[Data to examine]

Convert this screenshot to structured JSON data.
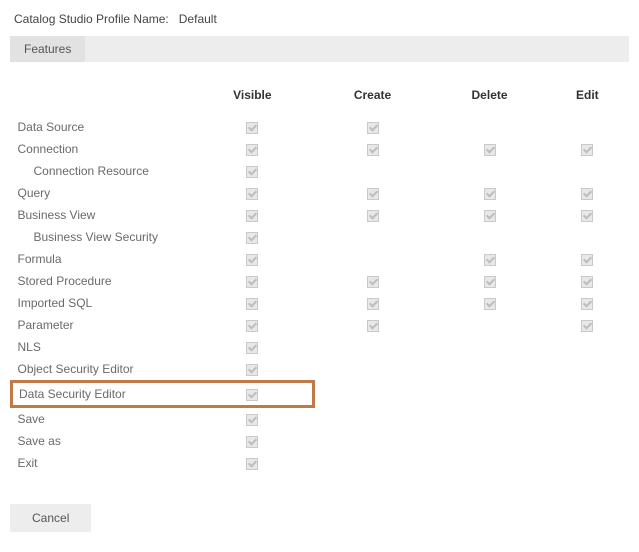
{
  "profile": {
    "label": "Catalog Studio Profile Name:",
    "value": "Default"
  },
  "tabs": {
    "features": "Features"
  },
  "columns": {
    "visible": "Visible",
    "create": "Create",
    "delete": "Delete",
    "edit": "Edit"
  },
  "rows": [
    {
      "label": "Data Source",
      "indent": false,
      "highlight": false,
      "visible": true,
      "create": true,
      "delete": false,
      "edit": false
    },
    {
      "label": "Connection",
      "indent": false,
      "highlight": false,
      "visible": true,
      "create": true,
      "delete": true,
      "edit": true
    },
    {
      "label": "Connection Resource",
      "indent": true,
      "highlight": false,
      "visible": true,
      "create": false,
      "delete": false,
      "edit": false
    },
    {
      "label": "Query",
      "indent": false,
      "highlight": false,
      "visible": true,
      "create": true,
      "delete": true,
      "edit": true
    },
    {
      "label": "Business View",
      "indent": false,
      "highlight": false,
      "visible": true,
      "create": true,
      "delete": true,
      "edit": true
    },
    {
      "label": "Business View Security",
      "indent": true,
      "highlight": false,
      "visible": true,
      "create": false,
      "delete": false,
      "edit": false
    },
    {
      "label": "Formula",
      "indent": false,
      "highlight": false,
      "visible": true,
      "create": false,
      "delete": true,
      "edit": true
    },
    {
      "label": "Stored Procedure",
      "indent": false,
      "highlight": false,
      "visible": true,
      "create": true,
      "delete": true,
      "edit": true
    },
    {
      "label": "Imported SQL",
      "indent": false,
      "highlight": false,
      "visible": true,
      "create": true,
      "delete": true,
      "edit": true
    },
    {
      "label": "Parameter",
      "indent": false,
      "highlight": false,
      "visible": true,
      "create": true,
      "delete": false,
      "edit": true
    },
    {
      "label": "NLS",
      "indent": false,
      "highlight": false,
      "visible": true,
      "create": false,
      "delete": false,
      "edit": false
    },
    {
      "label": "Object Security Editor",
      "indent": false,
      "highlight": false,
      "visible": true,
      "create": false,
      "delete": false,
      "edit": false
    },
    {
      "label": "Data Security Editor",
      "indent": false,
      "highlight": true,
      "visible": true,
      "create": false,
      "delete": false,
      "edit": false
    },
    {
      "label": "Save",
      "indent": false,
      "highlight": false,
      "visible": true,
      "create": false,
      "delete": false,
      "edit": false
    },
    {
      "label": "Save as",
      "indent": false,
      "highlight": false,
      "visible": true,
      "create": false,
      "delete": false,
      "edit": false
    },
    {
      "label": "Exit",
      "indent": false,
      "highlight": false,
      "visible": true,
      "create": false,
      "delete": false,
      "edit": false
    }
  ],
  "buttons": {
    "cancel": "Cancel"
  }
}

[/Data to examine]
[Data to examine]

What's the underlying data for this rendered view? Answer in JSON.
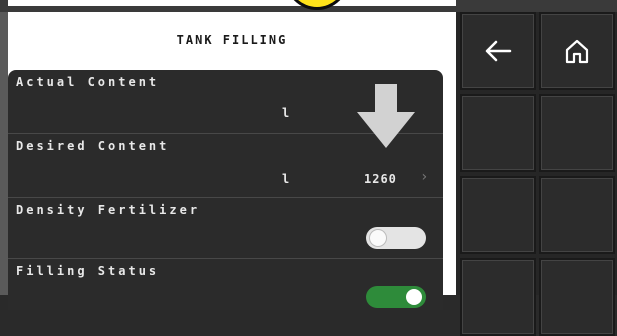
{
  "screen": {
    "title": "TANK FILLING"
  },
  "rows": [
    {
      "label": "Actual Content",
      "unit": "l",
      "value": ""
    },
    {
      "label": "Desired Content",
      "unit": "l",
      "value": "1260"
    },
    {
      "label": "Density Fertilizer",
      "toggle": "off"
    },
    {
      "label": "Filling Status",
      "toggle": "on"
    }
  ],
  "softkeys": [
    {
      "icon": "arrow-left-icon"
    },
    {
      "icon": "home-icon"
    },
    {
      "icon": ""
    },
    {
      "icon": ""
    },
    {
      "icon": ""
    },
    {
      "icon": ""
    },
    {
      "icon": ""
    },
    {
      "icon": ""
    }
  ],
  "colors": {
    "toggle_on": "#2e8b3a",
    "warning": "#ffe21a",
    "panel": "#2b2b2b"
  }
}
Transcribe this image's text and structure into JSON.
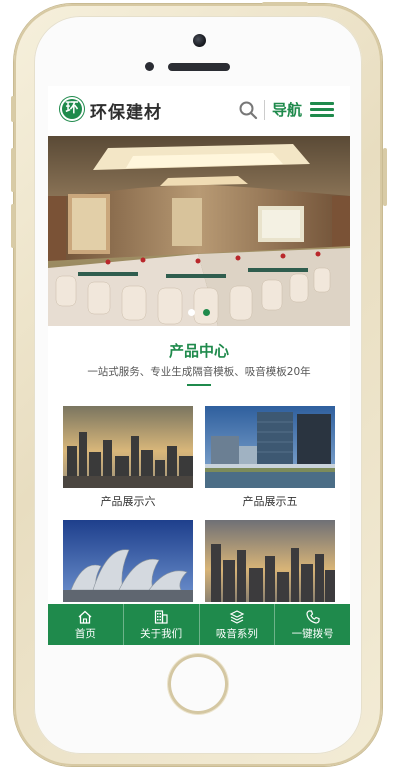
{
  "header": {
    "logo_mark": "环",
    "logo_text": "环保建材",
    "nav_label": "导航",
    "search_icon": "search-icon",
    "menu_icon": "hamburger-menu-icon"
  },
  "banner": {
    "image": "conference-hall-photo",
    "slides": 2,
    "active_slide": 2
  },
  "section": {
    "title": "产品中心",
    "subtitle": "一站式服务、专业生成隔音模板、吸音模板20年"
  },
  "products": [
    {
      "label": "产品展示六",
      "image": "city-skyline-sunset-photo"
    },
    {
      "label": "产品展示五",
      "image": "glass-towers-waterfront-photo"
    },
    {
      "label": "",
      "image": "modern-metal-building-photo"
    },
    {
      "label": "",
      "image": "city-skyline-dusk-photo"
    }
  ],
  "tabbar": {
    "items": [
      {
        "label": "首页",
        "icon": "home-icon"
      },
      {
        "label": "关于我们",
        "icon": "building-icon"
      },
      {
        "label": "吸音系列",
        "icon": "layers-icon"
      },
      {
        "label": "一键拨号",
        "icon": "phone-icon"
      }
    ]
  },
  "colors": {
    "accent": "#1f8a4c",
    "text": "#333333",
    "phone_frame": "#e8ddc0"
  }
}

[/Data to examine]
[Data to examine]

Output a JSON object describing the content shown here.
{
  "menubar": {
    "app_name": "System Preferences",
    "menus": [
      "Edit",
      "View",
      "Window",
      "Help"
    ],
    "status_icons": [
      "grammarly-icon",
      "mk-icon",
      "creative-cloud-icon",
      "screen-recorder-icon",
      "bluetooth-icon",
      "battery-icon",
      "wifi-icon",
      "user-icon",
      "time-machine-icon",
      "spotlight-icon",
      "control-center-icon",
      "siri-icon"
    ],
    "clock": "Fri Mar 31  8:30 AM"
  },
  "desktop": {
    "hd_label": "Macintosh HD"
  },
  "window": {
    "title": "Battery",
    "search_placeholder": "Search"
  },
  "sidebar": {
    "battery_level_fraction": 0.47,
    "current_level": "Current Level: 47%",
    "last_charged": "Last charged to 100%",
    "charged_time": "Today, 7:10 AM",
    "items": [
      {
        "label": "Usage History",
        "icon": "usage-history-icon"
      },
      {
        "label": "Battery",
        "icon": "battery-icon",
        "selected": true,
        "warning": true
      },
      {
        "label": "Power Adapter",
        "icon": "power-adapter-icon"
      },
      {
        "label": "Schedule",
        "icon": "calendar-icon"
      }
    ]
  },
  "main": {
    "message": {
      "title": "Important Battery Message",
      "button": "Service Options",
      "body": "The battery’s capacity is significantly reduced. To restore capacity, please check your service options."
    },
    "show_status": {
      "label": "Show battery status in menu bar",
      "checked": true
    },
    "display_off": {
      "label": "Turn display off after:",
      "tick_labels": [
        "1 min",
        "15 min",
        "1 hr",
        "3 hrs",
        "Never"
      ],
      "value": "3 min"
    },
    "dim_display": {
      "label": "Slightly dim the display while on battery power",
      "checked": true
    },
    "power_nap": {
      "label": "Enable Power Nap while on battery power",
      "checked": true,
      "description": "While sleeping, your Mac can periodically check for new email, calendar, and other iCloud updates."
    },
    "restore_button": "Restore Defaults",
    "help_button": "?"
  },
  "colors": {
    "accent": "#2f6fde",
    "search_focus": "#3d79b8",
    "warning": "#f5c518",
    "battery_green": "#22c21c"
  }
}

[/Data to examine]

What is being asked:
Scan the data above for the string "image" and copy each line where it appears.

Answer below:
Transcribe this image's text and structure into JSON.
    "image": "conference-hall-photo",
      "image": "city-skyline-sunset-photo"
      "image": "glass-towers-waterfront-photo"
      "image": "modern-metal-building-photo"
      "image": "city-skyline-dusk-photo"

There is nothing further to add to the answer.